Some anti-theists claim that teaching children Christianity is a form of child abuse. In fact, they believe teaching children any religion at all is child abuse.
What’s more, they claim that teaching children any ideology is child abuse — but wait. No, they don’t claim that. In fact they now run anti-theists summer camps, as the Soviets used to do when they founded, supported, and funded the League of the Militant Godless. Still, contemporary radicals usually refrain from praising the U.S.S.R., because their ideology has to be tuned to just the right pitch.
Objectively there is no difference between teaching children secularist ideology and teaching them religious ideology. Anti-theists feel they are a persecuted minority, even though American public education is already slanted toward materialism and relativism, and education departments promote what they call social constructivism. The classic meaning of “materialism” is that everything that exists is matter. But the term has become meaningless, because the universe includes not only matter, but also energy, antimatter, dark matter, dark energy, quantum fluctuations, the electromagnetic spectrum, and more. “Naturalism” is the view that no being exists apart from the physical world of space-time; nature is all there ever was or ever will be. Subscribers to this view often hold that the mind and consciousness are essentially physical.
It is impossible to raise a child without any worldview at all. By the time a child is 7, he or she is wearing intellectual spectacles with some sort of coloring. The ideal might be to remove the coloring from the lenses for a clear view, but anti-theists persist in using colored lenses they earnestly declare to be clear. If a child’s psychological health is the chief concern, it is open to question whether it is better to teach children they are responsible for their actions or to teach them their lives have no meaning or purpose beyond what they happen to feel like doing or having.
Anti-theists consider any Christian education, whether at school or at home, a corruption of innocent minds, but exposing children to Christianity at least gives them some idea of the alternatives to the dogmatic materialism of the Western world, where public teaching of the idea of an intelligent planner is often against the law. Anti-theists are unapologetic about indoctrinating their children into their own worldviews, which deny the true, good and beautiful.

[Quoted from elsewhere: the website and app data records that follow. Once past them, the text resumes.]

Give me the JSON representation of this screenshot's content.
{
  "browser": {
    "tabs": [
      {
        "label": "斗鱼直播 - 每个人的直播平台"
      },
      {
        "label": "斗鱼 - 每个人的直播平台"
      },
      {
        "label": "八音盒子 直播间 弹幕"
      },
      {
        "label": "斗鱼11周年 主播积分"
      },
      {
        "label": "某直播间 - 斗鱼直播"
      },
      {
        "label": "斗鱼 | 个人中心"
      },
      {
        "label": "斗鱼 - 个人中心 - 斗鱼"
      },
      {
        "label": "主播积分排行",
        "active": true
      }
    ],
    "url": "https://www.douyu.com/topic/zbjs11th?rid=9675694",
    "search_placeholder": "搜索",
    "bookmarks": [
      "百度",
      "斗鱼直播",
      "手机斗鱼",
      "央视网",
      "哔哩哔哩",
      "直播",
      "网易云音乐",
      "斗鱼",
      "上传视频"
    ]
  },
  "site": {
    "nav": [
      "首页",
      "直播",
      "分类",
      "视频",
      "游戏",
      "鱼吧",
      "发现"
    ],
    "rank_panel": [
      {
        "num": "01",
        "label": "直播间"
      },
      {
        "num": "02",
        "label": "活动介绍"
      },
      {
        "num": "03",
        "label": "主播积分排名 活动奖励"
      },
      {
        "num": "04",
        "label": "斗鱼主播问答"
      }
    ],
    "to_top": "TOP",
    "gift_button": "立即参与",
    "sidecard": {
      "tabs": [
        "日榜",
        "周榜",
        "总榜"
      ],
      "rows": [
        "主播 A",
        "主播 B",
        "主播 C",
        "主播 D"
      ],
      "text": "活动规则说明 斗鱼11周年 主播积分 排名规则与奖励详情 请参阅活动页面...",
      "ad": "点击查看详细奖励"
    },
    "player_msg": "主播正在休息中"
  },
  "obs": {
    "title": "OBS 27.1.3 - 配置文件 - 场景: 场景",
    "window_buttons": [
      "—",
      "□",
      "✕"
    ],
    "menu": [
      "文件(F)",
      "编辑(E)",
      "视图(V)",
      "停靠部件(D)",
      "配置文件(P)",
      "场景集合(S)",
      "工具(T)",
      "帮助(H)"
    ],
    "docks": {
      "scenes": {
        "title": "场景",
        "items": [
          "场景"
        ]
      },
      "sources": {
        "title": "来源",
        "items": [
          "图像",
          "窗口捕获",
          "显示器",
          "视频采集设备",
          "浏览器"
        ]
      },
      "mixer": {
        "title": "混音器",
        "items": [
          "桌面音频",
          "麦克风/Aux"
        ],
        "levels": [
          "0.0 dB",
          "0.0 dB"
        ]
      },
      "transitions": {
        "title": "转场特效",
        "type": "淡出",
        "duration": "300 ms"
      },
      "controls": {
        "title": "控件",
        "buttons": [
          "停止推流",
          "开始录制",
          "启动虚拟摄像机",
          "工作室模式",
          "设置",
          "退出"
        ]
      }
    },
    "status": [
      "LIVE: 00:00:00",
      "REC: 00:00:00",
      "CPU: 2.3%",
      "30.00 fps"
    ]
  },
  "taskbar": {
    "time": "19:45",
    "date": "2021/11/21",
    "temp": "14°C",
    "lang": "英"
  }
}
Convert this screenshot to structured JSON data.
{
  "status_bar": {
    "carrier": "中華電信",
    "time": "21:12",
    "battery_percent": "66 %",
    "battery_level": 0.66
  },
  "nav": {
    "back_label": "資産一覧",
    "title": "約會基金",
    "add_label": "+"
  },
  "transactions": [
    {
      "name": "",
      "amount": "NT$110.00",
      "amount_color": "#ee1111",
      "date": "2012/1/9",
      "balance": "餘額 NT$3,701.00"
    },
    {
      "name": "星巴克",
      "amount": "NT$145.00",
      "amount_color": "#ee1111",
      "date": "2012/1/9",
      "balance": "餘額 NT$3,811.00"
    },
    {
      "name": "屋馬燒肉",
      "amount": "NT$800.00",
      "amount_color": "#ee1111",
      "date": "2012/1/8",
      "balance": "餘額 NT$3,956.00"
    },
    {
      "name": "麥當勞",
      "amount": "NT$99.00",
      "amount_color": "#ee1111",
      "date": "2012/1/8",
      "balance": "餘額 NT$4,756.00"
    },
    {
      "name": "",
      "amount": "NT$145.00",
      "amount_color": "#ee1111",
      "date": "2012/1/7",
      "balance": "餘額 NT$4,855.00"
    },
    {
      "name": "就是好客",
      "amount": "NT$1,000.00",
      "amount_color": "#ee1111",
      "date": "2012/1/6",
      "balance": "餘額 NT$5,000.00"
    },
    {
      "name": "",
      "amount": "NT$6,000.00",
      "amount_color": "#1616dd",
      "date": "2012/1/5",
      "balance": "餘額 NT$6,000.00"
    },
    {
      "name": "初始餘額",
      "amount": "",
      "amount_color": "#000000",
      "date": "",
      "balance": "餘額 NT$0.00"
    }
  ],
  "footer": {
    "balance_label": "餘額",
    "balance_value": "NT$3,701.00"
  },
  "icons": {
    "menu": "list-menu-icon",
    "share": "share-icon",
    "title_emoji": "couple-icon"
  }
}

Some even boast about doing so. One scientific atheist proudly asserts that his “children have been thoroughly and successfully indoctrinated to believe … that belief in God is a form of mental weakness.” The same person refers to faith as a viral infection and says that “religion is beyond irrelevant. It’s evil.” Society is so permeated by materialism that it’s hard to see how teaching (or even just allowing) children to think about the immaterial can be wrong.
Once Christians move on to higher education, they tend to be witnesses for — or often against — their religion. They are seldom neutral. Where Christian education is weak, superficial, and condescending, it gives young people the idea that Christianity is easy, simple, or even silly. People who are exposed to weak Christian education in their early years tend to be inoculated against it and often consider it irrelevant.
This is especially true of children whose “Christian education” stops at age 12 to 14. No one would assume the level of math that they knew at 13 was advanced, but many people believe the level of religion they knew at 13 is advanced. This is a problem with much Sunday school education. It also is a major problem with the religion taught in state schools in countries where Christianity is established. Such state religion classes often are taught by people whose own sophistication about religion is extremely low. The teachers themselves tend to be skeptical or even contemptuous of the lessons. In most European countries where religion is established, Christianity is dismissed with a shrug.
This post is an excerpt from the book Exposing Myths About Christianity by Jeffrey Burton Russell (IVP Books, 2012). It is used with permission. You can purchase this resource in its entirety here.
Published February 26, 2018